#### Information:
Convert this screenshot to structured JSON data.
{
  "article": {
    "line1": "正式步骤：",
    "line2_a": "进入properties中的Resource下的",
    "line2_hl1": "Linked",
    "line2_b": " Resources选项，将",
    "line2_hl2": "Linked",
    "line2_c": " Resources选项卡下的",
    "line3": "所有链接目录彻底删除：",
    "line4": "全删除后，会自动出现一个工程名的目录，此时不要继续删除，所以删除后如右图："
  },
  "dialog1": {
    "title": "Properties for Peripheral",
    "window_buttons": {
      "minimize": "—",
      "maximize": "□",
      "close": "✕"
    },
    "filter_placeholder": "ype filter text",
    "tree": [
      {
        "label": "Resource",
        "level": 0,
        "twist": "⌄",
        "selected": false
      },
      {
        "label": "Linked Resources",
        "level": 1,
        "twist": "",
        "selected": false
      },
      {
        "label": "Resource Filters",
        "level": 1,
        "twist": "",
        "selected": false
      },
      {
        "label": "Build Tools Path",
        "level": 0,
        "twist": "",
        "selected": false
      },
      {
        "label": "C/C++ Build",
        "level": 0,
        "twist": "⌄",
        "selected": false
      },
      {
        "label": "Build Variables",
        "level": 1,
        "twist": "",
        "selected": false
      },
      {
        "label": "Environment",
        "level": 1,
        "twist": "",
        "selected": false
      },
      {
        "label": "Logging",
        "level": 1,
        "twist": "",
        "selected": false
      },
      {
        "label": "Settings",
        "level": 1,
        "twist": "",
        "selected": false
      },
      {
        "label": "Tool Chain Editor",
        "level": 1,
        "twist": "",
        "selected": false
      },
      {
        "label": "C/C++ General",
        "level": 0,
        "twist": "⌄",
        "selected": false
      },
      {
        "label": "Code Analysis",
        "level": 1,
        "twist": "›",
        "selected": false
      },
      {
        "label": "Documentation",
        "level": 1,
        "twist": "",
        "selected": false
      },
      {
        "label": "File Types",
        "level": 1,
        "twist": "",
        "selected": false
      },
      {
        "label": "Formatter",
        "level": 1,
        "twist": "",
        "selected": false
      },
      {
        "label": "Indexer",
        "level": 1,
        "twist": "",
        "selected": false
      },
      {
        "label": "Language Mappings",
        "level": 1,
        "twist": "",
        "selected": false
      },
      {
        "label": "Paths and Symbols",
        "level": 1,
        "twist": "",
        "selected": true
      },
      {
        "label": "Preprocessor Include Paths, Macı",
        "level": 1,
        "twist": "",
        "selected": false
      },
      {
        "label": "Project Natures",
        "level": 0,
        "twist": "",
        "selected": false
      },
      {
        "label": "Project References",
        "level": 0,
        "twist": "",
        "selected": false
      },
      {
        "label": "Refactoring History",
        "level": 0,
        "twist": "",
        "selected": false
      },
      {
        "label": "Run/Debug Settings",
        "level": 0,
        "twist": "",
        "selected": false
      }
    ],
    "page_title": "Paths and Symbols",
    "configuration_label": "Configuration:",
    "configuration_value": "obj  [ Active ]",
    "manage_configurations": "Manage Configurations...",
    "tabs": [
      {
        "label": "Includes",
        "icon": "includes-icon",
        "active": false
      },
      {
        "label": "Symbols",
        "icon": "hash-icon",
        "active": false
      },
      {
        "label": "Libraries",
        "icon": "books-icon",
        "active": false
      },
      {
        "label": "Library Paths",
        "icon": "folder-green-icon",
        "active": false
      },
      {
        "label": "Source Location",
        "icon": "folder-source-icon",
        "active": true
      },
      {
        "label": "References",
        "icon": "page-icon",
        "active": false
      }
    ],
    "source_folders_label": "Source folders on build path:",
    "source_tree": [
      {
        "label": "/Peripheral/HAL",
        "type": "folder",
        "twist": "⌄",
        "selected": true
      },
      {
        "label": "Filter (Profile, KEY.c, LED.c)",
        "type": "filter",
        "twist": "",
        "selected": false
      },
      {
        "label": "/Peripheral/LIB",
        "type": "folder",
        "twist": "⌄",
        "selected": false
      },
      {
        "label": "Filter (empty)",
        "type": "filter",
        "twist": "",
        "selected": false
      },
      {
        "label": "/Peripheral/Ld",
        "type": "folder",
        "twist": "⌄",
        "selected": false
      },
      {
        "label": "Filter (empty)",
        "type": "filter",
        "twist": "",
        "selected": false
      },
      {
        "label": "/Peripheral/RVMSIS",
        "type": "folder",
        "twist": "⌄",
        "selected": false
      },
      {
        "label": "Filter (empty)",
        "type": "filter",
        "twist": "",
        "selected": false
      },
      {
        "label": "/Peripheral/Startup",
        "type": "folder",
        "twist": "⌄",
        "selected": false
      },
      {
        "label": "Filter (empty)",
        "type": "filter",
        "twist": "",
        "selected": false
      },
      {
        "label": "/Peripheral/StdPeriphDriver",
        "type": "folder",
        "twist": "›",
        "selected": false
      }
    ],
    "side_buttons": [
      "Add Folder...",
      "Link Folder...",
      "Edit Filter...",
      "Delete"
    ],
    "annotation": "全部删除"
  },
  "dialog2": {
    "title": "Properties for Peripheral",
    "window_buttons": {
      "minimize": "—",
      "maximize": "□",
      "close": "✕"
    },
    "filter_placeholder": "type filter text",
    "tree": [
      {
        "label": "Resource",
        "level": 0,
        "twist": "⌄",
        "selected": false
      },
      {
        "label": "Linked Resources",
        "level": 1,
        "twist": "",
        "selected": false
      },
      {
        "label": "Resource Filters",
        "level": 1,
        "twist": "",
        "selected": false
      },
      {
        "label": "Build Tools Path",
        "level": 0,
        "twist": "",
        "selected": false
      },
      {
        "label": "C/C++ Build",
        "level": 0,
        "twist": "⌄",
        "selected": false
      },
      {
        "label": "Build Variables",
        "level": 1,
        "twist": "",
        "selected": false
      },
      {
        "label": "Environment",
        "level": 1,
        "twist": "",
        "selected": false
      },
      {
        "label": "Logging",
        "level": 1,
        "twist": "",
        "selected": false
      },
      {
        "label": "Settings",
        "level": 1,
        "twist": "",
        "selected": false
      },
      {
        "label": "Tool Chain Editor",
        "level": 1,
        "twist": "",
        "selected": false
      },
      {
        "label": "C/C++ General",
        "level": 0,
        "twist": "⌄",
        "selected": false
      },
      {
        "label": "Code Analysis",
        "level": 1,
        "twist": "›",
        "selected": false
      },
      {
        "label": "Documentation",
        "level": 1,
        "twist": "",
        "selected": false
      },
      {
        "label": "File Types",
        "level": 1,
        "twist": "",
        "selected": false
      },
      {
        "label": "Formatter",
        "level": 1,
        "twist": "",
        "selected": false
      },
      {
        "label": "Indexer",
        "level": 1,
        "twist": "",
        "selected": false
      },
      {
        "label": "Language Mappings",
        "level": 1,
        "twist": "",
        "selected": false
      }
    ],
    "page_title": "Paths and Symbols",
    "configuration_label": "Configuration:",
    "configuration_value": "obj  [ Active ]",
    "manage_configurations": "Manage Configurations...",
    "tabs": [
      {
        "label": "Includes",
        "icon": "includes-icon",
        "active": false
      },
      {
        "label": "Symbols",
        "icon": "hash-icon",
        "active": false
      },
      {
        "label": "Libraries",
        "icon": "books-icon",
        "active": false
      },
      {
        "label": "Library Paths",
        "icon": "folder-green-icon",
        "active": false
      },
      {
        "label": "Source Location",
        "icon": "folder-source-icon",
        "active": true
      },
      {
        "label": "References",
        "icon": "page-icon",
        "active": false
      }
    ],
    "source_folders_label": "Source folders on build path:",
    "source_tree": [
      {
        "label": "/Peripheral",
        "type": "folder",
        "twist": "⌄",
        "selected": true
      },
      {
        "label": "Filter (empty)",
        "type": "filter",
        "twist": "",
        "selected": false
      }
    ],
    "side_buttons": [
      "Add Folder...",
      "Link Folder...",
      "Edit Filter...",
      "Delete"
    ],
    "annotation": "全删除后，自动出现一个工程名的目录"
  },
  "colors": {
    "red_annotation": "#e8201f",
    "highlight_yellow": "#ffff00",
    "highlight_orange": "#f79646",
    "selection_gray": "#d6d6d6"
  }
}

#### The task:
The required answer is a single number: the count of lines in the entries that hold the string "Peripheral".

#### Completed exercise:
9